[16] During deportations from the Warsaw Ghetto, he was taken to the Umschlagplatz, but he managed to escape from the cattle train heading to Treblinka. After returning to Warsaw, he became the representative of ŻOB on the “Aryan” side, he helped in getting the surviving fighters out of the ghetto and transporting them to forests near Wyszków, where they were to continue their guerilla fight.

[17] See: Memory Stones (Memoryal shteyner), op. cit., pp. 291–292.

[18] See: S. Grajek, The Struggle of the Częstochowa Jews (Kamf fun tshenstakhaver Judn) [w:]  The Book of Częstochowa, op. cit. pp. 181–184, https://www.jewishgen.org/yizkor/Czestochowa6/cze2_177.html.

[19] Memory Stones (Memoryal shteyner), op. cit., pp. 291.

[20] See: W. Paszkowski, Groby-pomniki na cmentarzu żydowskim w Częstochowie, op. cit., s. 207–213; W. Paszkowski, Polish ŻOB Monument (availible only in Polish Language), https://www.czestochowajews.org/wp-content/uploads/Polish_ZOB_Monument.pdf.

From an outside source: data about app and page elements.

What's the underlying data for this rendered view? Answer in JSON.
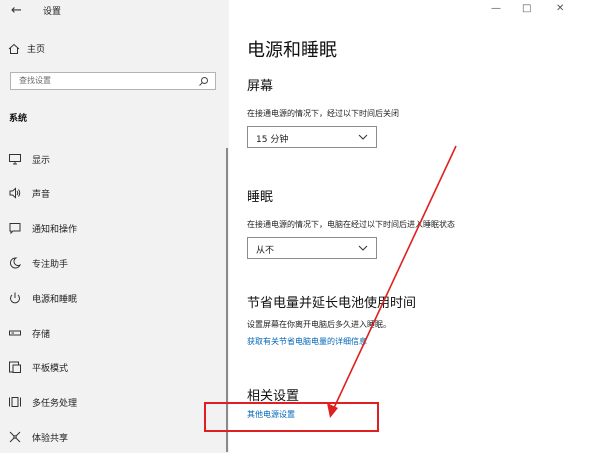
{
  "header": {
    "app_title": "设置",
    "back_glyph": "←",
    "minimize_glyph": "—",
    "maximize_glyph": "□",
    "close_glyph": "✕"
  },
  "sidebar": {
    "home_label": "主页",
    "search": {
      "placeholder": "查找设置"
    },
    "section_title": "系统",
    "items": [
      {
        "label": "显示",
        "icon": "monitor-icon"
      },
      {
        "label": "声音",
        "icon": "speaker-icon"
      },
      {
        "label": "通知和操作",
        "icon": "notification-icon"
      },
      {
        "label": "专注助手",
        "icon": "moon-icon"
      },
      {
        "label": "电源和睡眠",
        "icon": "power-icon",
        "selected": true
      },
      {
        "label": "存储",
        "icon": "storage-icon"
      },
      {
        "label": "平板模式",
        "icon": "tablet-icon"
      },
      {
        "label": "多任务处理",
        "icon": "multitask-icon"
      },
      {
        "label": "体验共享",
        "icon": "share-icon"
      }
    ]
  },
  "main": {
    "title": "电源和睡眠",
    "screen": {
      "heading": "屏幕",
      "desc": "在接通电源的情况下，经过以下时间后关闭",
      "value": "15 分钟"
    },
    "sleep": {
      "heading": "睡眠",
      "desc": "在接通电源的情况下，电脑在经过以下时间后进入睡眠状态",
      "value": "从不"
    },
    "battery": {
      "heading": "节省电量并延长电池使用时间",
      "desc": "设置屏幕在你离开电脑后多久进入睡眠。",
      "link": "获取有关节省电脑电量的详细信息"
    },
    "related": {
      "heading": "相关设置",
      "link": "其他电源设置"
    }
  },
  "colors": {
    "accent": "#0067b8",
    "annotation": "#e02020",
    "sidebar_bg": "#f2f2f2"
  }
}
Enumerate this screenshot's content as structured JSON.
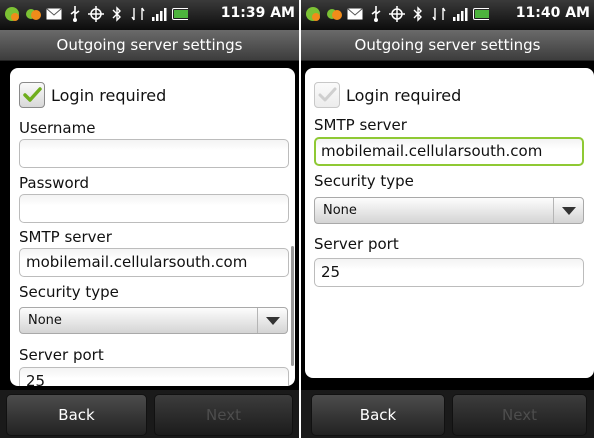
{
  "screens": [
    {
      "status_time": "11:39 AM",
      "title": "Outgoing server settings",
      "login_required_label": "Login required",
      "login_required_checked": true,
      "username_label": "Username",
      "username_value": "",
      "password_label": "Password",
      "password_value": "",
      "smtp_label": "SMTP server",
      "smtp_value": "mobilemail.cellularsouth.com",
      "security_label": "Security type",
      "security_value": "None",
      "port_label": "Server port",
      "port_value": "25",
      "back_label": "Back",
      "next_label": "Next"
    },
    {
      "status_time": "11:40 AM",
      "title": "Outgoing server settings",
      "login_required_label": "Login required",
      "login_required_checked": false,
      "smtp_label": "SMTP server",
      "smtp_value": "mobilemail.cellularsouth.com",
      "security_label": "Security type",
      "security_value": "None",
      "port_label": "Server port",
      "port_value": "25",
      "back_label": "Back",
      "next_label": "Next"
    }
  ],
  "status_icons": [
    "app-badge-icon",
    "notification-badge-icon",
    "mail-icon",
    "usb-icon",
    "gps-icon",
    "bluetooth-icon",
    "data-ev-icon",
    "signal-icon",
    "battery-icon"
  ],
  "colors": {
    "focus_border": "#8fc934",
    "checkmark": "#6fae1d",
    "checkmark_disabled": "#cfcfcf",
    "title_bar": "#4f4f4f",
    "status_bar": "#1e1e1e",
    "disabled_text": "#4d4d4d"
  }
}
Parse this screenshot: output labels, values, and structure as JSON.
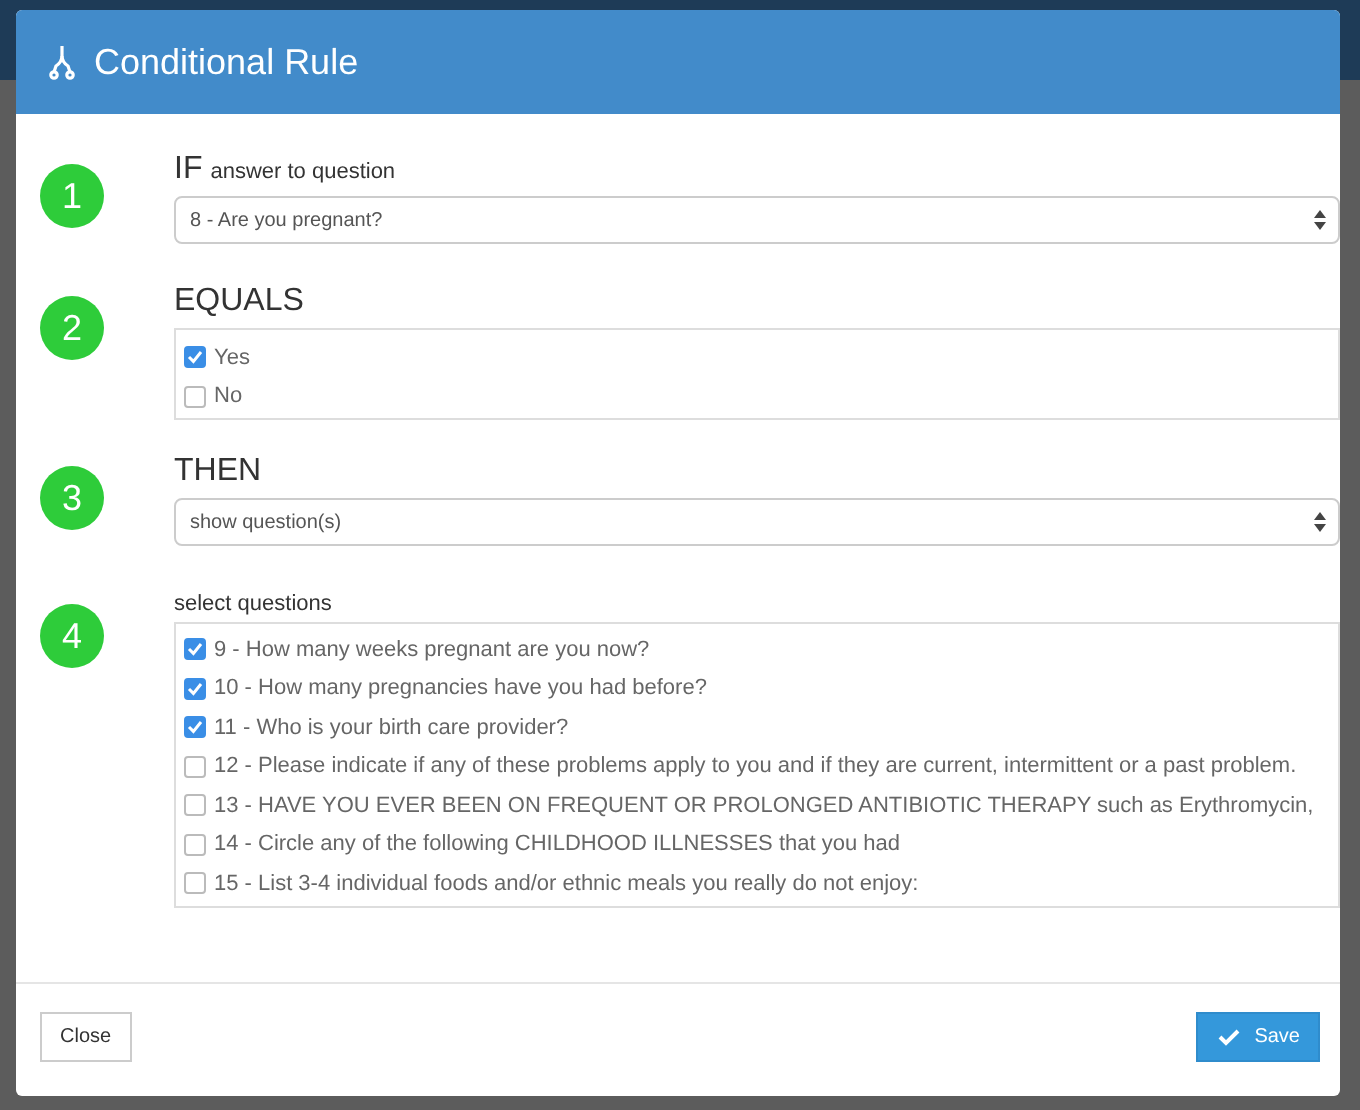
{
  "modal": {
    "title": "Conditional Rule",
    "steps": [
      {
        "number": "1",
        "kind": "select",
        "heading": "IF",
        "subheading": "answer to question",
        "value": "8 - Are you pregnant?"
      },
      {
        "number": "2",
        "kind": "options",
        "heading": "EQUALS",
        "options": [
          {
            "label": "Yes",
            "checked": true
          },
          {
            "label": "No",
            "checked": false
          }
        ]
      },
      {
        "number": "3",
        "kind": "select",
        "heading": "THEN",
        "value": "show question(s)"
      },
      {
        "number": "4",
        "kind": "options",
        "label": "select questions",
        "options": [
          {
            "label": "9 - How many weeks pregnant are you now?",
            "checked": true
          },
          {
            "label": "10 - How many pregnancies have you had before?",
            "checked": true
          },
          {
            "label": "11 - Who is your birth care provider?",
            "checked": true
          },
          {
            "label": "12 - Please indicate if any of these problems apply to you and if they are current, intermittent or a past problem.",
            "checked": false
          },
          {
            "label": "13 - HAVE YOU EVER BEEN ON FREQUENT OR PROLONGED ANTIBIOTIC THERAPY such as Erythromycin,",
            "checked": false
          },
          {
            "label": "14 - Circle any of the following CHILDHOOD ILLNESSES that you had",
            "checked": false
          },
          {
            "label": "15 - List 3-4 individual foods and/or ethnic meals you really do not enjoy:",
            "checked": false
          }
        ]
      }
    ],
    "close_button": "Close",
    "save_button": "Save"
  }
}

[21] See: Memory Stones (Memoryal shteyner), op. cit., pp. 292.

Szymon Pietrzykowski